Some say they would be just as happy if “the Berkshires” didn’t exist. The roads around Guido’s would certainly be less crowded. But without our land―or more academically, without our geography, that dynamic interaction of land and people― there is no Guido’s. There’s no Tanglewood, no Clark, no MoCA, no BIFF, no Pillow, no Naumkeag, no Canyon Ranch or Kripalu, no Red Lion, no High Road and maybe not even you … at least, not here.

For land is where it all comes together. Land is the magnet that gathers and creates and sustains. Land feeds us, slakes our thirst and shelters us. Land is laboratory and workshop, muse and church, stimulus and balm. Land holds our memories, and, in its mute and nonjudgmental persistence, manifests our faith that the sun, indeed, will come up tomorrow.

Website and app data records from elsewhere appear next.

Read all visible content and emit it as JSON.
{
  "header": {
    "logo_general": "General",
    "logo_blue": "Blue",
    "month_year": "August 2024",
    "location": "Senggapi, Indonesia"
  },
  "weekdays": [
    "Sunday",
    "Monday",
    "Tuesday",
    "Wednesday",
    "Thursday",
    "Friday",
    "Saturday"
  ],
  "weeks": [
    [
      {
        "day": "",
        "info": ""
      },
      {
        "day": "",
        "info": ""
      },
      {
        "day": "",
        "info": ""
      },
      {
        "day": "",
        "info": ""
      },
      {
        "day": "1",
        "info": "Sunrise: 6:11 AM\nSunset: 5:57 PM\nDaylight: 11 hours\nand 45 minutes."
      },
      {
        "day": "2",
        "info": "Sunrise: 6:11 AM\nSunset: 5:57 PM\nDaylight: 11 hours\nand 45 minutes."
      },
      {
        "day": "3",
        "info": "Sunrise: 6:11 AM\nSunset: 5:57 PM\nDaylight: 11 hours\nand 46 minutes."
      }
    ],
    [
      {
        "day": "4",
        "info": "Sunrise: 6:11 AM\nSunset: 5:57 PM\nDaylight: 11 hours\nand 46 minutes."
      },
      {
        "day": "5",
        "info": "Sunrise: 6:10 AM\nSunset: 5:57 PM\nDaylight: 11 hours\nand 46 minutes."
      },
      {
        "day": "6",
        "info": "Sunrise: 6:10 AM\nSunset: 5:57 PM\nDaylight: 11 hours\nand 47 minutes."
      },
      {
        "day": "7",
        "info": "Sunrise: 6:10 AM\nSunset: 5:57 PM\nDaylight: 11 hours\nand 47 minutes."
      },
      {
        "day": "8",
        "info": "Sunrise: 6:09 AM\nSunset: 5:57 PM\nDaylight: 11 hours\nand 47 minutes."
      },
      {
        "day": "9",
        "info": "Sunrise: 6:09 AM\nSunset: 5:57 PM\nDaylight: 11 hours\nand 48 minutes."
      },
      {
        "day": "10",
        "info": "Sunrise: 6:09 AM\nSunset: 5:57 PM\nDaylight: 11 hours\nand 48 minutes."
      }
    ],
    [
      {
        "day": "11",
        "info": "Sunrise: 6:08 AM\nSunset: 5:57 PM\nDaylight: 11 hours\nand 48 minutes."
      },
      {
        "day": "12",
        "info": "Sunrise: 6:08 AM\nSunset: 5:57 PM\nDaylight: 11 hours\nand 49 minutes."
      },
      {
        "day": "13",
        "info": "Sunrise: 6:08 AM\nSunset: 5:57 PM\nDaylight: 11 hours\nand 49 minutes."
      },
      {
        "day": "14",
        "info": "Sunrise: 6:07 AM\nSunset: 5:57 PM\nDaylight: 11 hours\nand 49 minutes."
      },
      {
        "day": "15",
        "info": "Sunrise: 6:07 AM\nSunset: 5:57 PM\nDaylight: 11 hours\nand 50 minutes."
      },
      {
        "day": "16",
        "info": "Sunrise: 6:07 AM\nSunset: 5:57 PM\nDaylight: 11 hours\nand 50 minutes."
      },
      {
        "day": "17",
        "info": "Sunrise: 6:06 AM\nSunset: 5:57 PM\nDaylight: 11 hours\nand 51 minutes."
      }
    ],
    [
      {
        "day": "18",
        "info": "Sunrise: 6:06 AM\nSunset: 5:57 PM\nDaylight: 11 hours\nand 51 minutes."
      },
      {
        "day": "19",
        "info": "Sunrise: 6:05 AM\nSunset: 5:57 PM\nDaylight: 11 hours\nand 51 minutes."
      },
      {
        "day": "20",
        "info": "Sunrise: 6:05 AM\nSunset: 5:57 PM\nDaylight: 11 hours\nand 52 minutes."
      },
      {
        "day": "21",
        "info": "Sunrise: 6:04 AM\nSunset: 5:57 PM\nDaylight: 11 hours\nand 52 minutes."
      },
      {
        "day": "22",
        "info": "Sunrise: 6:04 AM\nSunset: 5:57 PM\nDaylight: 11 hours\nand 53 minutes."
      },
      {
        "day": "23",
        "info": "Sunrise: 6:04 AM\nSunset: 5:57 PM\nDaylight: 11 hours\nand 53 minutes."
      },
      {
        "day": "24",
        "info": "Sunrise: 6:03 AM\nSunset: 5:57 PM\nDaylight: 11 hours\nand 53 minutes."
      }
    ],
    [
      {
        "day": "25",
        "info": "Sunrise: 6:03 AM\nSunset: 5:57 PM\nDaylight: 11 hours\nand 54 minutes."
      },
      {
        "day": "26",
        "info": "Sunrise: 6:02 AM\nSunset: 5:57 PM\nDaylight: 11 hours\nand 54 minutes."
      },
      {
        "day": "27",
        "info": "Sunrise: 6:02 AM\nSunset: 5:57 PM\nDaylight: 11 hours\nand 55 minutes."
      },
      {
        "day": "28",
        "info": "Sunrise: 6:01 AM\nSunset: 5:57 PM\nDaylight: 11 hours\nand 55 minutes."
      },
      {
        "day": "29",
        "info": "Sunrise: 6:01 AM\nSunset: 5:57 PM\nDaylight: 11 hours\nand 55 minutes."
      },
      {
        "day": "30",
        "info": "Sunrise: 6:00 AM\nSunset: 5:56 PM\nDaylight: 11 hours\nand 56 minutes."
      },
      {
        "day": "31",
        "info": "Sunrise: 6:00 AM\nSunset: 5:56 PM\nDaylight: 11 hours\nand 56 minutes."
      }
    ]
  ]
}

Bowhunters and birdwatchers alike find something to love in the woods. If, for a few moments, they set aside their small differences and imagine themselves in the other’s shoes, they see how lucky they are to have this place to share, and how much each has to lose if we squander our inheritance.

* * *

In this age of data and benchmarks, it’s hard to resist numbers. BNRC turns 50 this year. We care for 21,260 acres and 50 miles of trails. We take care of 97 properties. You’re welcome to visit any time.

More than numbers, though, I prefer to think of my friend Gige, who still walks to the flat rock on Lenox Mountain where he ate sandwiches with his hunting companions 75 years ago.

I cherish the joy Connie feels when she writes to me about the days she has spent taking her “three kids and six grandkids and now two great-grands” to waterfalls and blueberry patches that her mother showed her a lifetime ago.

I point to the pleasure Andrea takes in walking the Hoosac Range Trail, sensing, as she goes, that the path is a story, told turn by turn.

And there’s you.

Maybe you’re on the Tanglewood lawn when it happens. Maybe you’re leaving work. You might be fishing, or maybe you’re in your boyfriend’s backyard.  A bird flies overhead, dark against the sky. You remember the time the bear came by. It occurs to you to take a picture, to find the right words, to hold this moment, to share it with someone you love … to try to say what it’s like to feel the world turning around your heart.

This is the Berkshires. Glory be.